**Task item**
Write out the records that follow exactly. Do not include pictures.
[Listed records — start]
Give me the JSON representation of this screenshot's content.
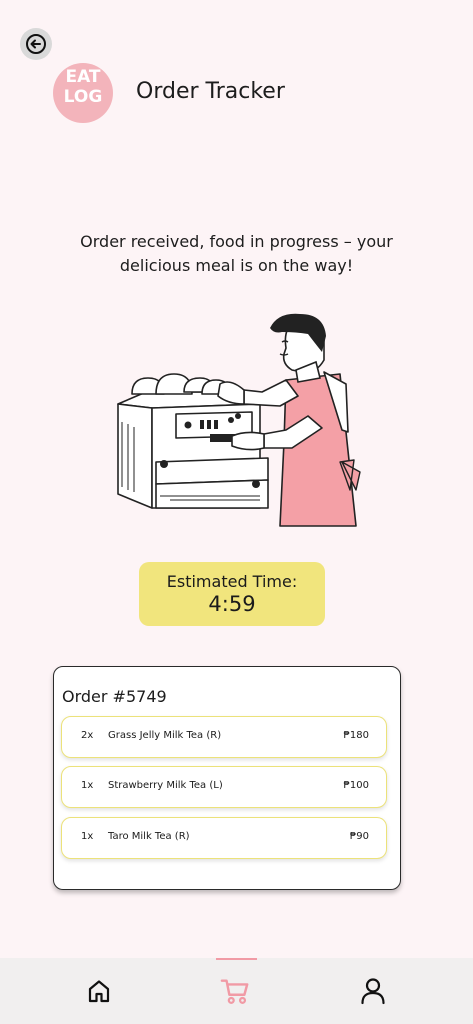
{
  "header": {
    "title": "Order Tracker",
    "logo_line1": "EAT",
    "logo_line2": "LOG"
  },
  "status": {
    "message": "Order received, food in progress – your delicious meal is on the way!"
  },
  "eta": {
    "label": "Estimated Time:",
    "value": "4:59"
  },
  "order": {
    "title": "Order #5749",
    "items": [
      {
        "qty": "2x",
        "name": "Grass Jelly Milk Tea (R)",
        "price": "₱180"
      },
      {
        "qty": "1x",
        "name": "Strawberry Milk Tea (L)",
        "price": "₱100"
      },
      {
        "qty": "1x",
        "name": "Taro Milk Tea (R)",
        "price": "₱90"
      }
    ]
  },
  "nav": {
    "items": [
      {
        "icon": "home-icon"
      },
      {
        "icon": "cart-icon",
        "active": true
      },
      {
        "icon": "profile-icon"
      }
    ]
  },
  "colors": {
    "background": "#fdf4f6",
    "accent_pink": "#f19aa5",
    "accent_yellow": "#f1e57d",
    "item_border": "#ece27a"
  }
}
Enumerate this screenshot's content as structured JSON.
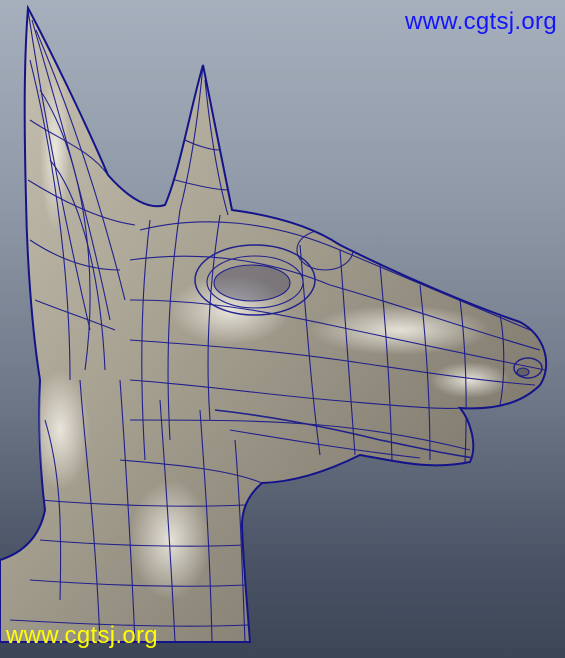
{
  "viewport": {
    "watermark_top": "www.cgtsj.org",
    "watermark_bottom": "www.cgtsj.org"
  },
  "model": {
    "subject": "jackal-head-wireframe",
    "surface_color": "#a39d8e",
    "wire_color": "#1a1a8c"
  },
  "colors": {
    "watermark_top": "#1414ff",
    "watermark_bottom": "#ffff00",
    "background_top": "#a6b0bd",
    "background_bottom": "#3c4556"
  }
}
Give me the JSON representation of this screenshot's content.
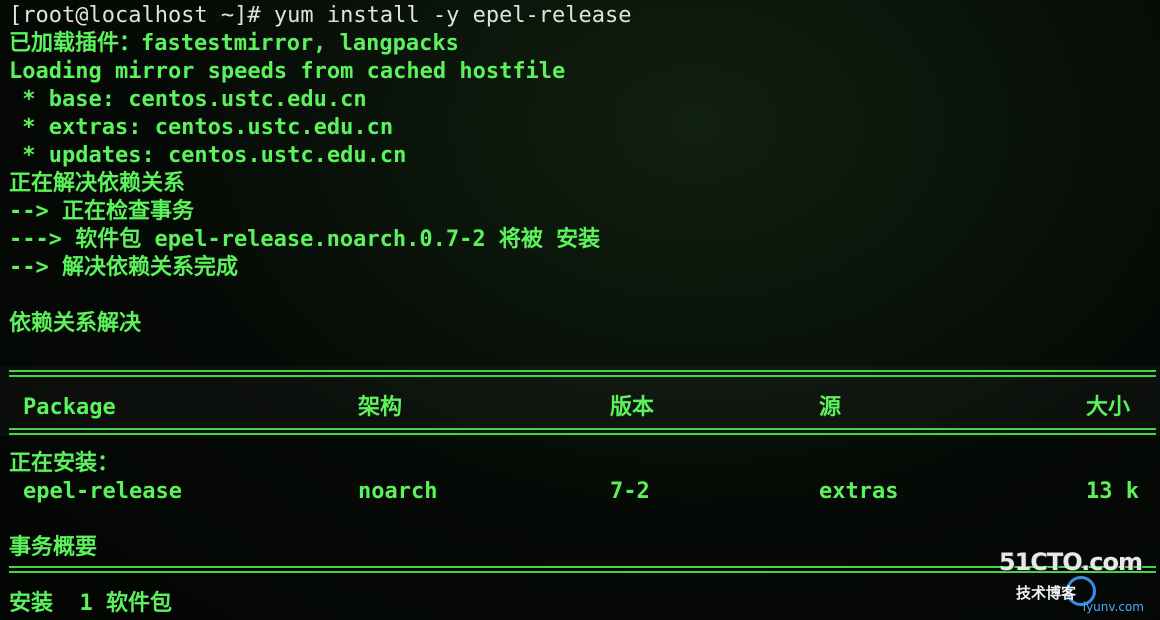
{
  "terminal": {
    "lines": [
      "[root@localhost ~]# yum install -y epel-release",
      "已加载插件：fastestmirror, langpacks",
      "Loading mirror speeds from cached hostfile",
      " * base: centos.ustc.edu.cn",
      " * extras: centos.ustc.edu.cn",
      " * updates: centos.ustc.edu.cn",
      "正在解决依赖关系",
      "--> 正在检查事务",
      "---> 软件包 epel-release.noarch.0.7-2 将被 安装",
      "--> 解决依赖关系完成",
      "依赖关系解决",
      "正在安装：",
      "事务概要",
      "安装  1 软件包"
    ],
    "table": {
      "headers": [
        "Package",
        "架构",
        "版本",
        "源",
        "大小"
      ],
      "row": [
        "epel-release",
        "noarch",
        "7-2",
        "extras",
        "13 k"
      ]
    }
  },
  "watermark": {
    "brand": "51CTO.com",
    "sub": "技术博客",
    "url": "iyunv.com"
  },
  "colors": {
    "text_green": "#5cf25c",
    "prompt": "#d8e8d8",
    "background": "#050805"
  }
}
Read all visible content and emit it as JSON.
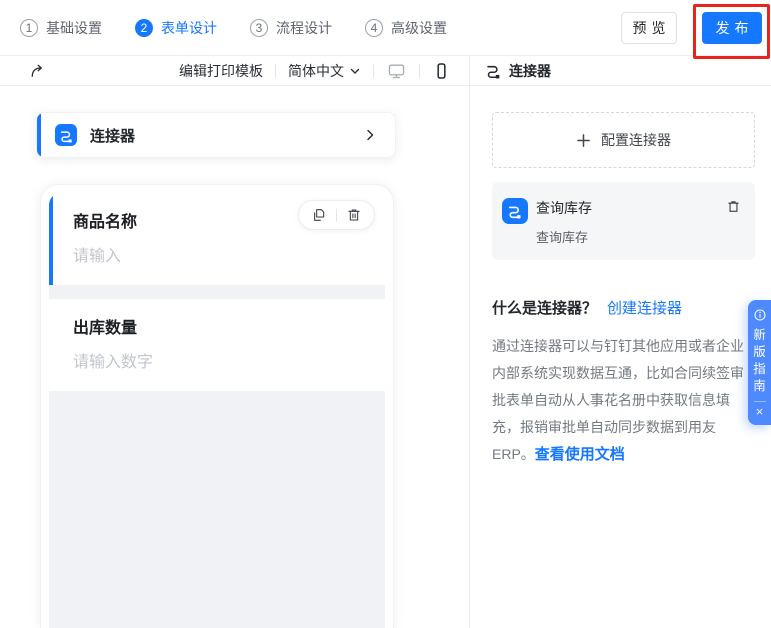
{
  "topbar": {
    "steps": [
      {
        "num": "1",
        "label": "基础设置"
      },
      {
        "num": "2",
        "label": "表单设计"
      },
      {
        "num": "3",
        "label": "流程设计"
      },
      {
        "num": "4",
        "label": "高级设置"
      }
    ],
    "active_step": "2",
    "preview_label": "预览",
    "publish_label": "发布"
  },
  "toolbar": {
    "edit_print_template": "编辑打印模板",
    "language": "简体中文",
    "redo_icon": "redo-arrow",
    "desktop_icon": "monitor",
    "mobile_icon": "smartphone"
  },
  "canvas": {
    "connector_entry_label": "连接器",
    "fields": [
      {
        "label": "商品名称",
        "placeholder": "请输入"
      },
      {
        "label": "出库数量",
        "placeholder": "请输入数字"
      }
    ]
  },
  "right_panel": {
    "header": "连接器",
    "config_button_label": "配置连接器",
    "connector_item": {
      "title": "查询库存",
      "subtitle": "查询库存"
    },
    "what_is_label": "什么是连接器？",
    "create_link": "创建连接器",
    "description": "通过连接器可以与钉钉其他应用或者企业内部系统实现数据互通，比如合同续签审批表单自动从人事花名册中获取信息填充，报销审批单自动同步数据到用友ERP。",
    "doc_link": "查看使用文档",
    "guide_tab": {
      "label": "新版指南",
      "close": "×"
    }
  },
  "colors": {
    "primary": "#1677ff",
    "red": "#e8231a",
    "guide-blue": "#4e89fd"
  }
}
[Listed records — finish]
**Your solution**
Give me the JSON representation of this screenshot's content.
{
  "header": {
    "title": "Order Tracker",
    "logo_line1": "EAT",
    "logo_line2": "LOG"
  },
  "status": {
    "message": "Order received, food in progress – your delicious meal is on the way!"
  },
  "eta": {
    "label": "Estimated Time:",
    "value": "4:59"
  },
  "order": {
    "title": "Order #5749",
    "items": [
      {
        "qty": "2x",
        "name": "Grass Jelly Milk Tea (R)",
        "price": "₱180"
      },
      {
        "qty": "1x",
        "name": "Strawberry Milk Tea (L)",
        "price": "₱100"
      },
      {
        "qty": "1x",
        "name": "Taro Milk Tea (R)",
        "price": "₱90"
      }
    ]
  },
  "nav": {
    "items": [
      {
        "icon": "home-icon"
      },
      {
        "icon": "cart-icon",
        "active": true
      },
      {
        "icon": "profile-icon"
      }
    ]
  },
  "colors": {
    "background": "#fdf4f6",
    "accent_pink": "#f19aa5",
    "accent_yellow": "#f1e57d",
    "item_border": "#ece27a"
  }
}
Enumerate this screenshot's content as structured JSON.
{
  "viewport": {
    "watermark_top": "www.cgtsj.org",
    "watermark_bottom": "www.cgtsj.org"
  },
  "model": {
    "subject": "jackal-head-wireframe",
    "surface_color": "#a39d8e",
    "wire_color": "#1a1a8c"
  },
  "colors": {
    "watermark_top": "#1414ff",
    "watermark_bottom": "#ffff00",
    "background_top": "#a6b0bd",
    "background_bottom": "#3c4556"
  }
}
Give me the JSON representation of this screenshot's content.
{
  "terminal": {
    "lines": [
      "[root@localhost ~]# yum install -y epel-release",
      "已加载插件：fastestmirror, langpacks",
      "Loading mirror speeds from cached hostfile",
      " * base: centos.ustc.edu.cn",
      " * extras: centos.ustc.edu.cn",
      " * updates: centos.ustc.edu.cn",
      "正在解决依赖关系",
      "--> 正在检查事务",
      "---> 软件包 epel-release.noarch.0.7-2 将被 安装",
      "--> 解决依赖关系完成",
      "依赖关系解决",
      "正在安装：",
      "事务概要",
      "安装  1 软件包"
    ],
    "table": {
      "headers": [
        "Package",
        "架构",
        "版本",
        "源",
        "大小"
      ],
      "row": [
        "epel-release",
        "noarch",
        "7-2",
        "extras",
        "13 k"
      ]
    }
  },
  "watermark": {
    "brand": "51CTO.com",
    "sub": "技术博客",
    "url": "iyunv.com"
  },
  "colors": {
    "text_green": "#5cf25c",
    "prompt": "#d8e8d8",
    "background": "#050805"
  }
}
Read all visible content and emit it as JSON.
{
  "topbar": {
    "steps": [
      {
        "num": "1",
        "label": "基础设置"
      },
      {
        "num": "2",
        "label": "表单设计"
      },
      {
        "num": "3",
        "label": "流程设计"
      },
      {
        "num": "4",
        "label": "高级设置"
      }
    ],
    "active_step": "2",
    "preview_label": "预览",
    "publish_label": "发布"
  },
  "toolbar": {
    "edit_print_template": "编辑打印模板",
    "language": "简体中文",
    "redo_icon": "redo-arrow",
    "desktop_icon": "monitor",
    "mobile_icon": "smartphone"
  },
  "canvas": {
    "connector_entry_label": "连接器",
    "fields": [
      {
        "label": "商品名称",
        "placeholder": "请输入"
      },
      {
        "label": "出库数量",
        "placeholder": "请输入数字"
      }
    ]
  },
  "right_panel": {
    "header": "连接器",
    "config_button_label": "配置连接器",
    "connector_item": {
      "title": "查询库存",
      "subtitle": "查询库存"
    },
    "what_is_label": "什么是连接器？",
    "create_link": "创建连接器",
    "description": "通过连接器可以与钉钉其他应用或者企业内部系统实现数据互通，比如合同续签审批表单自动从人事花名册中获取信息填充，报销审批单自动同步数据到用友ERP。",
    "doc_link": "查看使用文档",
    "guide_tab": {
      "label": "新版指南",
      "close": "×"
    }
  },
  "colors": {
    "primary": "#1677ff",
    "red": "#e8231a",
    "guide-blue": "#4e89fd"
  }
}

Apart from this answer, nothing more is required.